In a previous post, we looked at network security basics like antivirus and firewall configuration.
Here, we suggest a few tools & tips to integrate security into your day-to-day operations.
We use passwords every day, but we rarely think about how we could improve their security. We should though, because it's such a basic and integral part of your overall network security.
Ideally, you should use a different and unique password for each program you use.
In reality, that's difficult to manage because it means remembering a lot of passwords and knowing which site each one is for. Fortunately, tools like Lastpass can remember for you.
Lastpass is a browser extension that works with Google Chrome, Firefox, Safari, Opera, and Internet Explorer. Once the addon is installed, it offers to remember any passwords you type into the browser, along with the address of the service you're using.

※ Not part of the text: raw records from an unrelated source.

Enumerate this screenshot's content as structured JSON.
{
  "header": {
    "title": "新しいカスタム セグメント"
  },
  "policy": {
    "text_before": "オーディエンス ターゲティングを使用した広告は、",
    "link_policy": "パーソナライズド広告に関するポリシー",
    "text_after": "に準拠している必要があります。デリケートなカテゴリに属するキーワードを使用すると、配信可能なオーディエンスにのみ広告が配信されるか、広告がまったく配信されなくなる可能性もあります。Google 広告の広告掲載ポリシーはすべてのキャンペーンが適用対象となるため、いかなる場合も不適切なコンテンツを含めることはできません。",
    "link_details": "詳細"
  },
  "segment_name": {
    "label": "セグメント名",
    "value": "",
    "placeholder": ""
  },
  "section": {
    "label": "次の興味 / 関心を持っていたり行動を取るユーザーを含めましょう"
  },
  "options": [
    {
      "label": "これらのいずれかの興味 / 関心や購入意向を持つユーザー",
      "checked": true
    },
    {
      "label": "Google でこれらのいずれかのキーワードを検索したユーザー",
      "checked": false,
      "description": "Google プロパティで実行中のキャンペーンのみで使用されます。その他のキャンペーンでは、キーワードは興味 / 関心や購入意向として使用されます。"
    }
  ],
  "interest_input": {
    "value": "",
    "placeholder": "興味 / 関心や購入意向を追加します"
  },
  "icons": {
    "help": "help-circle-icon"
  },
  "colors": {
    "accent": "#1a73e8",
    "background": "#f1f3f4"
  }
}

It then stores your passwords offsite, in Lastpass's own secure servers.
Like other cloud-based services, Lastpass ensures that your information is available everywhere and synced across all your devices.
Perhaps more importantly, Lastpass can generate passwords for you. When it detects a password field, the program will offer to generate a unique password. If you accept it, the addon will automatically enter that unique password into the password field and save it in your master database.
When Lastpass detects that you're on a site for which you've saved a password, it will offer to fill in the username and password fields for you, automatically logging you in.
So you don't even need to remember your own passwords. Instead, you'll simply need to remember a single master password to gain access to your Lastpass database.
Do's and Don'ts for Passwords
Good passwords are the fundamental building block of a good security strategy.
Even if you use a tool like Lastpass, you may still need to generate a password yourself every now and then.
Chances are, most of us are using poor password strategies, making it easy for hackers to log into our accounts and access our personal information.
Even the term "password" is outdated. If you tend to use uppercase characters and symbols in your passwords, you're not as protected as you could be.
Hackers have caught onto the tendency to use these extra characters, and have written programs which can easily crack such passwords.
Passphrases, however, can be much more effective. A passphrase is a unique combination of words used as a password. The key is the length: the longer the password, the harder it will be to hack. Ideally, you'll want to string at least three unrelated words together to form a passphrase.
For extra peace of mind when creating a password, try running it through Microsoft's online password checker. Never use a password with a rating less than "strong."
Make Security Part of Your Operating Procedure
Security is only as strong as your weakest link, so it's important to make sure that you and your employees use good security techniques throughout their workday. A few tips:
- Keep all computers up to date: security updates include information about new threats to your PC. If it doesn't know the threats, it can't stop them.
- Limit file sharing and instant messaging app use: any piece of software that can send files back and forth over your network can be a risk. This includes instant messaging and peer-to-peer file sharing apps like Skype, Snapchat & Facebook’s Instant Messenger.
- Limit the use of personal USB drives: removable drives can transfer malicious programs directly, completely bypassing the network and its layers of security.
- Keep your web browser up-to-date: web browsers like Google Chrome and Internet Explorer update regularly, and those updates often include increased security measures.
- Learn about two-step verification: many modern web services offer two-step authentication. When enabled, you enter your password as expected, then a verification code is sent to your mobile phone which you enter into your web browser to access the site. To steal your data, hackers would need your password and your mobile phone.
- Educate your employees: the more knowledgeable your employees are about standard security procedures, the better. Sharing this information with your team is a great start. Educate them on the warning signs and what to look for so that they begin implementing basic security procedures into their workflow. For example, if an employee receives a flight confirmation email, but never booked a flight or if they receive an email from a bank where they don’t have an account, that’s a red flag that the email is malicious. Make sure your employees know not to open suspicious links or emails and notify your IT support or leadership team.
The business of keeping your network secure can seem overwhelming, but it doesn't have to be. Once you understand the basics, it's relatively easy to keep yourself protected.
With many businesses making the shift from Windows XP to a more modern Windows version, now's the perfect time to evaluate your needs. If you need any assistance, we're here to help. You can email us or call our Helpdesk on 02 4254 5444.